True, it is primarily the responsibility of the jury to evaluate the credibility of witnesses. United States v. Barrett, 539 F.2d 244, 254 (1st Cir.1976). Courts have considered questions requiring one witness to comment on the credibility of another witness to be improper. See, e.g., United States v. Narciso, 446 F.Supp. 252, 321 (E.D.Mich.1977). We surely do not approve such practice.


In the few cases in point, however, courts have found reversal warranted only when the objectionable questions were asked repeatedly and the record as a whole was rife with error. See, e.g., id. at 326-27. In the instant case, by contrast, the objectionable line of questioning was an isolated instance in a trial otherwise free of error. Moreover, the court in its charge reminded the jurors that, while "[e]ach witness who has testified has sworn to tell you the truth", the question of "whether any particular witness has done so is for you to decide."


In any event, in light of the strong evidence of appellant's guilt, "the likely impact of [any] error on the minds of the jurors," United States v. Mazza, 792 F.2d 1210, 1216 (1st Cir.1986), was limited. We can therefore say " 'with fair assurance, after pondering all that happened without stripping the erroneous action from the whole, that the [jurors'] judgment was not substantially swayed by the error.' " Id. at 1216-17 (quoting Kotteakos v. United States, 328 U.S. 750, 765 (1946)).


We hold that the court did not commit reversible error in permitting the prosecutor to question appellant on the credibility of other witnesses.
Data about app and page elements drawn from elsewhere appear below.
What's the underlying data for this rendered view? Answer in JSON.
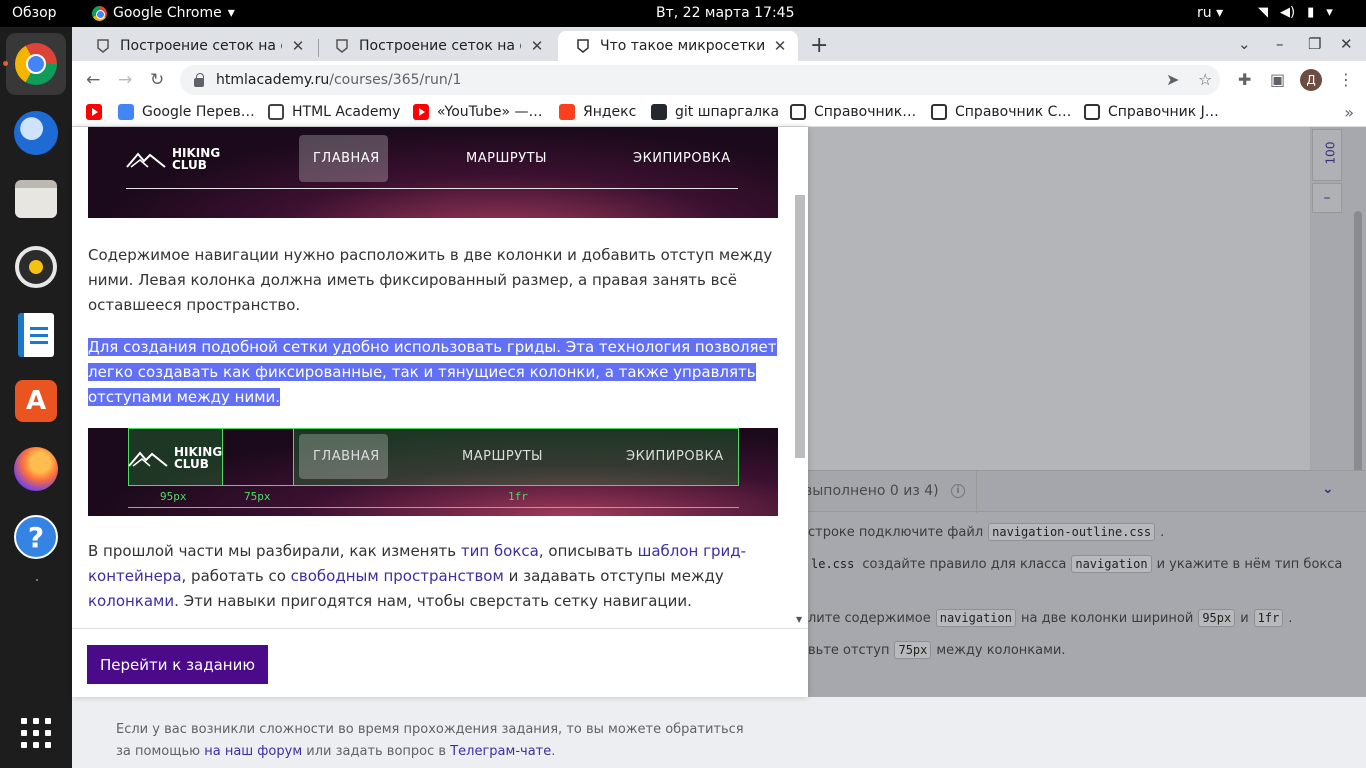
{
  "topbar": {
    "activities": "Обзор",
    "app_name": "Google Chrome",
    "clock": "Вт, 22 марта  17:45",
    "lang": "ru"
  },
  "dock": {
    "items": [
      "chrome",
      "thunderbird",
      "files",
      "rhythmbox",
      "writer",
      "software",
      "firefox",
      "help",
      "apps-grid"
    ]
  },
  "browser": {
    "tabs": [
      {
        "title": "Построение сеток на фле"
      },
      {
        "title": "Построение сеток на фле"
      },
      {
        "title": "Что такое микросетки? –"
      }
    ],
    "url_host": "htmlacademy.ru",
    "url_path": "/courses/365/run/1",
    "avatar_letter": "Д",
    "bookmarks": [
      {
        "label": "",
        "icon": "youtube-icon"
      },
      {
        "label": "Google Перев…",
        "icon": "google-translate-icon"
      },
      {
        "label": "HTML Academy",
        "icon": "htmlacademy-icon"
      },
      {
        "label": "«YouTube» —…",
        "icon": "youtube-icon"
      },
      {
        "label": "Яндекс",
        "icon": "yandex-icon"
      },
      {
        "label": "git шпаргалка",
        "icon": "github-icon"
      },
      {
        "label": "Справочник…",
        "icon": "reference-icon"
      },
      {
        "label": "Справочник С…",
        "icon": "reference-icon"
      },
      {
        "label": "Справочник J…",
        "icon": "javascript-icon"
      }
    ]
  },
  "modal": {
    "hero1": {
      "logo_top": "HIKING",
      "logo_bottom": "CLUB",
      "nav": [
        "ГЛАВНАЯ",
        "МАРШРУТЫ",
        "ЭКИПИРОВКА"
      ]
    },
    "para1": "Содержимое навигации нужно расположить в две колонки и добавить отступ между ними. Левая колонка должна иметь фиксированный размер, а правая занять всё оставшееся пространство.",
    "para2": "Для создания подобной сетки удобно использовать гриды. Эта технология позволяет легко создавать как фиксированные, так и тянущиеся колонки, а также управлять отступами между ними.",
    "hero2": {
      "logo_top": "HIKING",
      "logo_bottom": "CLUB",
      "nav": [
        "ГЛАВНАЯ",
        "МАРШРУТЫ",
        "ЭКИПИРОВКА"
      ],
      "labels": [
        "95px",
        "75px",
        "1fr"
      ]
    },
    "para3": {
      "t1": "В прошлой части мы разбирали, как изменять ",
      "l1": "тип бокса",
      "t2": ", описывать ",
      "l2": "шаблон грид-контейнера",
      "t3": ", работать со ",
      "l3": "свободным пространством",
      "t4": " и задавать отступы между ",
      "l4": "колонками",
      "t5": ". Эти навыки пригодятся нам, чтобы сверстать сетку навигации."
    },
    "button": "Перейти к заданию"
  },
  "right": {
    "zoom": "100",
    "zoom_minus": "–",
    "tasks_status": "выполнено 0 из 4)",
    "tasks": [
      {
        "parts": [
          "строке подключите файл ",
          "navigation-outline.css",
          "."
        ]
      },
      {
        "parts": [
          "le.css",
          " создайте правило для класса ",
          "navigation",
          " и укажите в нём тип бокса"
        ]
      },
      {
        "parts": [
          "лите содержимое ",
          "navigation",
          " на две колонки шириной ",
          "95px",
          " и ",
          "1fr",
          "."
        ]
      },
      {
        "parts": [
          "вьте отступ ",
          "75px",
          " между колонками."
        ]
      }
    ]
  },
  "help": {
    "line1": "Если у вас возникли сложности во время прохождения задания, то вы можете обратиться",
    "line2_a": "за помощью ",
    "link1": "на наш форум",
    "line2_b": " или задать вопрос в ",
    "link2": "Телеграм-чате",
    "line2_c": "."
  }
}
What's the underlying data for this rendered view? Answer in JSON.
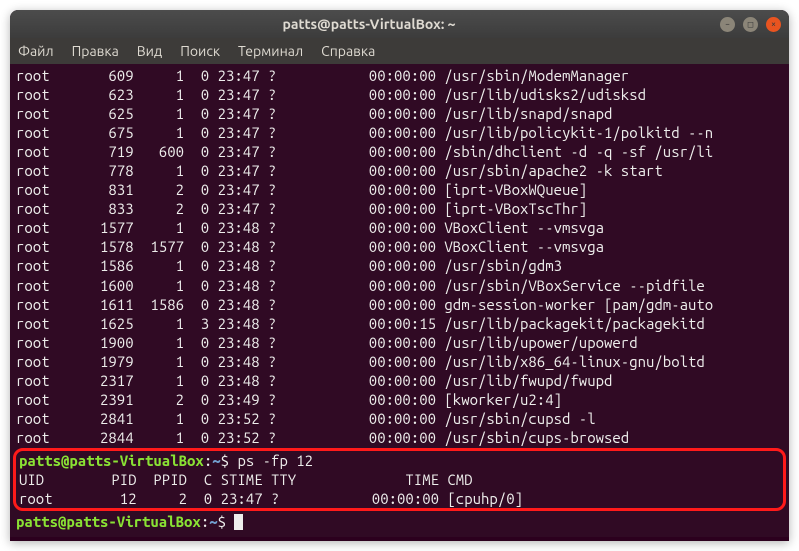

This brings us to appellant's claim that the court should have instructed the jury on appellant's state of mind as an informant. He asserts that such an instruction would have allowed the jury to consider his defense that he was surprised when Ulloa placed the extra ten kilograms of cocaine in the car and that he therefore never intended to possess the cocaine.


We may reverse a conviction because of the failure of a court to give a particular requested charge only if the charge (1) was substantively correct; (2) was not substantially covered in the charge actually delivered to the jury; and (3) concerned "an important point" in the trial so that failure to give it impaired the defendant's ability to present a defense. United States v. Gibson, 726 F.2d 869, 874 (1st Cir.), cert. denied, 466 U.S. 960 (1984). In the instant case, the requested charge complies with none of these requirements.


First, the requested charge was not "substantively correct", because it did not actually relate to appellant's defense and thus would have confused the jury. While the requested charge related to the issues of the distinction between actual and constructive possession and the propriety of inferring state of mind from circumstantial evidence, appellant's defense turned on his assertion that he never intended to possess the cocaine. Second, the court "substantially covered" the requested charge when it instructed the jury to consider the statements and acts of appellant or any other circumstance in determining his state of mind, and to make sure that they were convinced beyond a reasonable doubt that appellant acted willfully and knowingly. Finally, as indicated above, the proposed charge did not truly relate to appellant's "surprise" defense. Failure to give the charge did not impair appellant's ability to present his defense.


We hold that the court's jury instructions were proper.


To summarize:


We affirm the judgment of conviction for possession of cocaine with intent to distribute. We hold that appellant's Sixth Amendment right to counsel, which had attached only with regard to an entirely separate state offense, did not protect him from the investigation by federal agents of a later unrelated crime. We also hold that the actions of the federal agents do not warrant the exercise of our supervisory powers. We further hold that the court did not commit reversible error in permitting the prosecutor to question appellant on the credibility of other witnesses. Finally, we hold that the court's jury instructions were proper.




Of the Second Circuit, sitting by designation